----- Data supplied

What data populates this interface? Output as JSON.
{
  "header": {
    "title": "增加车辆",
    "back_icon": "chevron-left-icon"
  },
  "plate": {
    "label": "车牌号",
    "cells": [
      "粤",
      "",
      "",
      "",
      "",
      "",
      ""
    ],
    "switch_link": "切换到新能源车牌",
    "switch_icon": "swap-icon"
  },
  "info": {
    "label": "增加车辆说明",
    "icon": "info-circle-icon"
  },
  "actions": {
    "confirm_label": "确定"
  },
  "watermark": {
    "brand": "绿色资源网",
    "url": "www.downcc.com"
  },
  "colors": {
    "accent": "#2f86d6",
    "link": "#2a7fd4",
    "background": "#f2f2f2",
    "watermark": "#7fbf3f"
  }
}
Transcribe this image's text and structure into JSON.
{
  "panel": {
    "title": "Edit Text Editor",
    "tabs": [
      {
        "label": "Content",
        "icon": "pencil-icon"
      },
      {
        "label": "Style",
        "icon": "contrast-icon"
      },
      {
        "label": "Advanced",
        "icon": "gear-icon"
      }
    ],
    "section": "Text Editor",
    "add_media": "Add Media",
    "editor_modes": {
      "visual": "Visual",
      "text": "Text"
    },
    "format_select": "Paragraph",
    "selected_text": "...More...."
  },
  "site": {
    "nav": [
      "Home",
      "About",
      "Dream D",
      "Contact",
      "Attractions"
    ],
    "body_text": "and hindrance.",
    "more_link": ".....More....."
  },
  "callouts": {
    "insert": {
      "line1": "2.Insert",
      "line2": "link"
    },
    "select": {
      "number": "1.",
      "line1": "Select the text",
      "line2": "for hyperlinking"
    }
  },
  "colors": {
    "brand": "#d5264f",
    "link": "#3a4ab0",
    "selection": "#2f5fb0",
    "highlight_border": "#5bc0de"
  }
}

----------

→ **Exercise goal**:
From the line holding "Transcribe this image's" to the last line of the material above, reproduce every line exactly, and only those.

→ **Your solution**:
Transcribe this image's text and structure into JSON.
{
  "panel": {
    "title": "Edit Text Editor",
    "tabs": [
      {
        "label": "Content",
        "icon": "pencil-icon"
      },
      {
        "label": "Style",
        "icon": "contrast-icon"
      },
      {
        "label": "Advanced",
        "icon": "gear-icon"
      }
    ],
    "section": "Text Editor",
    "add_media": "Add Media",
    "editor_modes": {
      "visual": "Visual",
      "text": "Text"
    },
    "format_select": "Paragraph",
    "selected_text": "...More...."
  },
  "site": {
    "nav": [
      "Home",
      "About",
      "Dream D",
      "Contact",
      "Attractions"
    ],
    "body_text": "and hindrance.",
    "more_link": ".....More....."
  },
  "callouts": {
    "insert": {
      "line1": "2.Insert",
      "line2": "link"
    },
    "select": {
      "number": "1.",
      "line1": "Select the text",
      "line2": "for hyperlinking"
    }
  },
  "colors": {
    "brand": "#d5264f",
    "link": "#3a4ab0",
    "selection": "#2f5fb0",
    "highlight_border": "#5bc0de"
  }
}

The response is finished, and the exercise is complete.